It is a fact that nearly every trad climb I have ever done in the United States is sandbagged. Please do not suggest that I have poor technique or get scared on routes that are not straightforward. It is obviously sandbagged—a kind-of-funny, kind-of-scary lie brought to you by the Yosemite Decimal System and thousands of previous rock climbers.
The difficulty rating scale, as it has evolved throughout history, is a language beyond simple translation. It’s not like Spanish, in the way that a non-Spanish speaker can ask, “What does ‘agua’ mean?” and you can say, “It means ‘water.’” When someone asks you what 5.7 means, he is asking a question that often must be answered with more questions. How old is the 5.7? Where is the 5.7? Is this particular 5.7 regarded as a classic? Oh, and who put up said 5.7? It wasn’t Layton Kor, was it?
Don’t go out there unprepared. Know your sandbag. Here are three types.
The Historical Sandbag
Back then: They rated it 5.7 when the hardest climb in the world was 5.9.
Now: All the kids invited to an 8-year-old’s birthday party can send 5.7 at the gym on toprope.
Also now: I’m trying to imagine how this now-greasy, awkward, behind-your-head fist jam made sense to anyone in the late 1960s—especially because they were likely doing it while they hammered a piton. Why don’t I just add two grades to every offwidth I ever lead? Am I a weenie for using Camalots and Stealth rubber on this climb? Turns out after about 5,000 people climbed this, the consensus was that it warranted a “+” but not an upgrade. I guess they call that a paradox: I barely made it up that old-school climb, almost shit my pants on it, and couldn’t believe someone would rate it so low. But once I’m home in front of my computer clicking the “add new tick” button on Mountain Project, I think to myself, I’m not going to be the sissy who suggests it might be a full grade higher than what it was in 1964.
When I see an old-school grade that includes a “+,” I pronounce the “+” as “Ha!” which is the sound of the badass first ascensionist laughing at what a softie I am. As in, “Kor’s Flake is 5.7... ha!”
Something else to note: Layton Kor was practically superhuman. Well, not practically—he knocked out Chuck Norris in a bar fight in 1972. Although it’s not widely known, Fritz Wiessner used to rip apart volumes of Encyclopedia Brittanica with his bare hands as part of his workouts. As a young man, Henry Barber regularly lifted refrigerators over his head. When you get on the climbs these men pioneered, remember that you have done none of these things. But don’t sweat it—it’s only 5.7+. Or, sweat it a little, and add half a number grade for every decade before 1985 it was put up.

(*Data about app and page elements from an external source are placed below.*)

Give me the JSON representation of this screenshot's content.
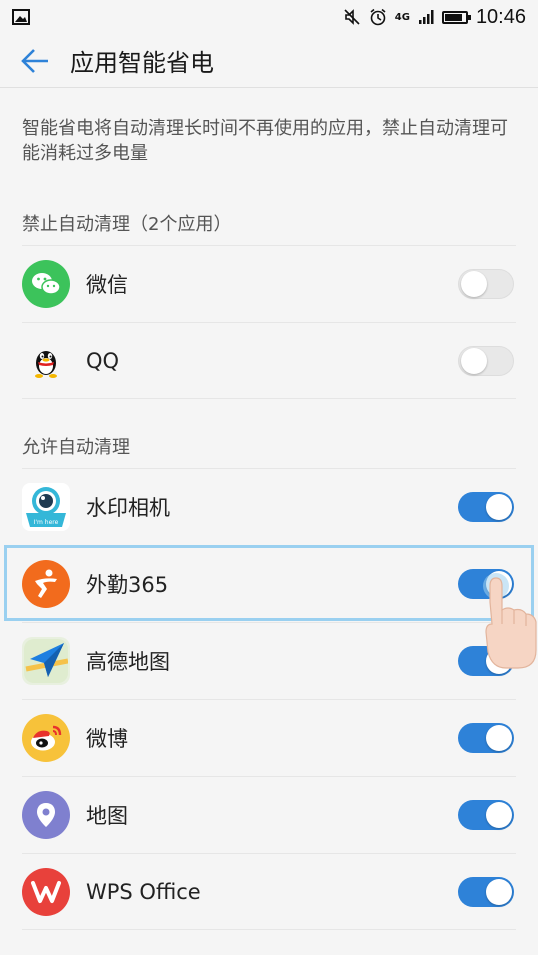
{
  "status_bar": {
    "network": "4G",
    "time": "10:46",
    "battery_level": 0.85,
    "icons": [
      "image-icon",
      "mute-icon",
      "alarm-icon",
      "signal-icon",
      "battery-icon"
    ]
  },
  "header": {
    "title": "应用智能省电",
    "back_icon": "arrow-left-icon"
  },
  "description": "智能省电将自动清理长时间不再使用的应用，禁止自动清理可能消耗过多电量",
  "sections": [
    {
      "title": "禁止自动清理（2个应用）",
      "apps": [
        {
          "name": "微信",
          "icon": "wechat-icon",
          "enabled": false
        },
        {
          "name": "QQ",
          "icon": "qq-icon",
          "enabled": false
        }
      ]
    },
    {
      "title": "允许自动清理",
      "apps": [
        {
          "name": "水印相机",
          "icon": "watermark-camera-icon",
          "enabled": true
        },
        {
          "name": "外勤365",
          "icon": "waiqin365-icon",
          "enabled": true,
          "highlighted": true
        },
        {
          "name": "高德地图",
          "icon": "amap-icon",
          "enabled": true
        },
        {
          "name": "微博",
          "icon": "weibo-icon",
          "enabled": true
        },
        {
          "name": "地图",
          "icon": "maps-icon",
          "enabled": true
        },
        {
          "name": "WPS Office",
          "icon": "wps-office-icon",
          "enabled": true
        }
      ]
    }
  ],
  "colors": {
    "accent": "#2e82d8",
    "highlight_border": "#9ad0f0",
    "background": "#f5f5f5"
  }
}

The Geographical Sandbag
Where are you? Are you climbing for the first time at the Gunks? Start two grades lower than you normally would. Are you in Tahquitz? The Yosemite Decimal System was invented here, back when climbing 5.10 seemed about as likely as landing a rover on Mars, so adjust your expectations accordingly. Joshua Tree? You’re just up the road from Tahquitz, so the first ascensionists were thinking, “That route would have been 5.6 at Tahquitz, so…” Eldorado Canyon? Grades there are based on difficulty of moves, not on how scared you are 10 feet above funky pro you think might hold a fall.
The Classic Climb Sandbag
“It’s a classic,” they say. Never mind it was put up 30 years ago, which means approximately 30,000 human laps on the route, 30,000 hand jams in the same spot, and 30,000 smears of shoe rubber on the layback. The plus side? With that many laps, there’s probably one piece of fixed gear every 25 feet, which makes it almost a sport climb—but that also means you’re a huge wuss if you get scared. I mean, come on—just clip the three fixed nuts. The downside? All the skin oil and shoe rubber have polished it to the friction coefficient of a nonstick skillet. The incut crimps are now rounded like marbles. But it was 5.8 when it went up in 1982, so it’s 5.8 now. You have to get on it, though—it’s a classic! And if you don’t deck, you should tell everyone else to get on it, too.
There are other types of sandbagging, and other places where it occurs. Hell, the routes at your gym may be sandbagged. Only you can tell the difference between 5.8 and 5.8 “ha.” And that’s part of the fun of climbing.
Brendan Leonard is a contributing editor for Climbing. He lives in his van, sleeps on friends’ couches, and writes at semi-rad.com.